Which of the lines below mention the word "true"? Pull each one out.

Excerpts from a dataset:
_ _ _ _ _ _ _

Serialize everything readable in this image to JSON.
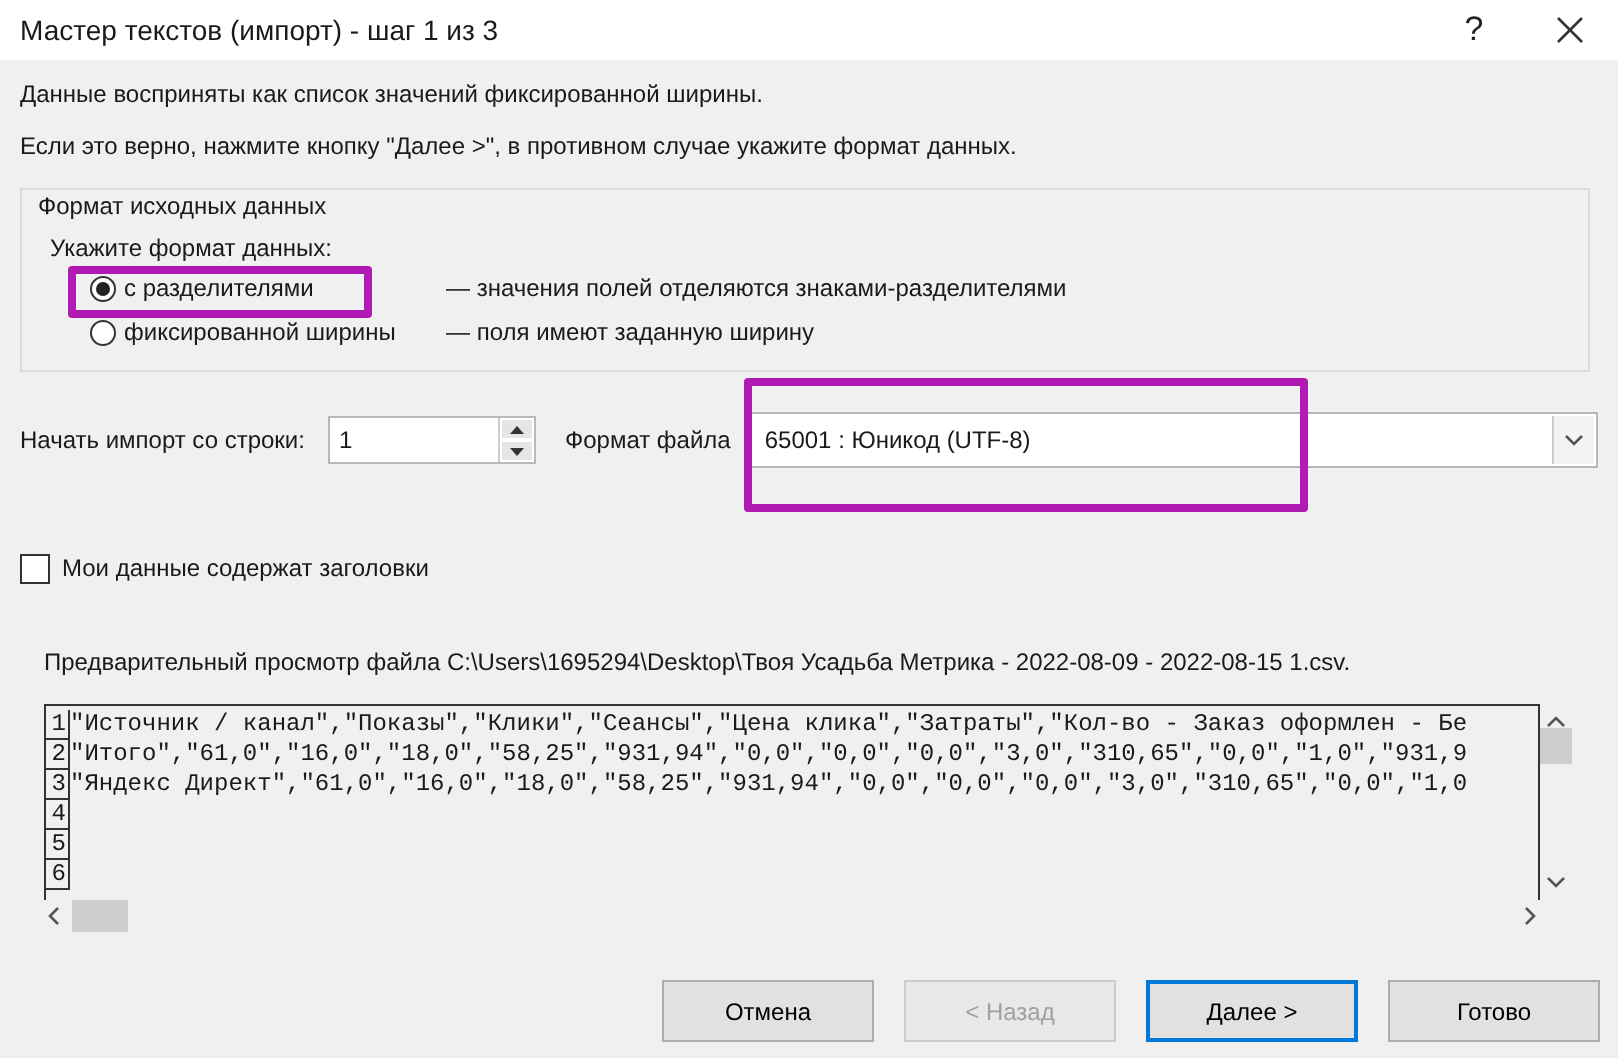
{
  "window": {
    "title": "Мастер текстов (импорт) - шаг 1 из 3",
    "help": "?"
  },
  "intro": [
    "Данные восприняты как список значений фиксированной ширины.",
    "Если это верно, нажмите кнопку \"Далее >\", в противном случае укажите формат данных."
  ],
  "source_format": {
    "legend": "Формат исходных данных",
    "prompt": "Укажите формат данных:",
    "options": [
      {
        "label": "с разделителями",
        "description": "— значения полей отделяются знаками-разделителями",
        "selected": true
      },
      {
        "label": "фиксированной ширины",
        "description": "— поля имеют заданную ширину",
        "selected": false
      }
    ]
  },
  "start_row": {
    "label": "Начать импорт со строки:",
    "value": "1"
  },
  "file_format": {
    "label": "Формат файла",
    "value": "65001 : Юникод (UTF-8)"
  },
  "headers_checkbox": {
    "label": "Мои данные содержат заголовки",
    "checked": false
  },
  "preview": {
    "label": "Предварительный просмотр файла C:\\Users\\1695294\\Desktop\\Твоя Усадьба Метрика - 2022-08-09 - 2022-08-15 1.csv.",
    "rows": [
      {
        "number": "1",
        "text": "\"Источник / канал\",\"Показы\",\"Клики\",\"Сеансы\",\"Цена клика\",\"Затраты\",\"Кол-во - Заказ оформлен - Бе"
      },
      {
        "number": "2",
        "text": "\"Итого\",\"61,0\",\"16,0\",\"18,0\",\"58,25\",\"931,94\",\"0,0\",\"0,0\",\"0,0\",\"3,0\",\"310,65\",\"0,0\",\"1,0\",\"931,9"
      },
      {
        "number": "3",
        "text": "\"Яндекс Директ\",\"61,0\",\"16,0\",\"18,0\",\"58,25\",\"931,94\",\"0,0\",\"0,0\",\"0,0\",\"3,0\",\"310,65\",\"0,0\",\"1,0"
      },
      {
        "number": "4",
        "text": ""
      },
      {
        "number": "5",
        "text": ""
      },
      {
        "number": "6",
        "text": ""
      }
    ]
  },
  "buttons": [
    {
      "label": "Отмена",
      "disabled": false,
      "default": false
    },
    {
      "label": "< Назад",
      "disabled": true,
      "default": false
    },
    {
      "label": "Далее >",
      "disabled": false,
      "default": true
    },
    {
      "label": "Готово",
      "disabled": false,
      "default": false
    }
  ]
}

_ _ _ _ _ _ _

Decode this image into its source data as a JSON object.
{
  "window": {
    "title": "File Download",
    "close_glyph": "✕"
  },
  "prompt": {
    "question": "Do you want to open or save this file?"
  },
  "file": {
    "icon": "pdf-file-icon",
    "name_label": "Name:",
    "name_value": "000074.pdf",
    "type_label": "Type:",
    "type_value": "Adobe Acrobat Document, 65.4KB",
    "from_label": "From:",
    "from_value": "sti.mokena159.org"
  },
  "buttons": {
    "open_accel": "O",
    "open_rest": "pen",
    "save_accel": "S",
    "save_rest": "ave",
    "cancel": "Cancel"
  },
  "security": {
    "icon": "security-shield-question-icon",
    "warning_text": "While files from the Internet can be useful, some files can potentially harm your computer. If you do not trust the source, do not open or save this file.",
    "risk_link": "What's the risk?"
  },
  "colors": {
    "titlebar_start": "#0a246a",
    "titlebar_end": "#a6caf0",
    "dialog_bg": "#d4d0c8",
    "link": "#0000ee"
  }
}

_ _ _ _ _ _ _

### Task solution
        "selected": true
      "disabled": true,
      "default": true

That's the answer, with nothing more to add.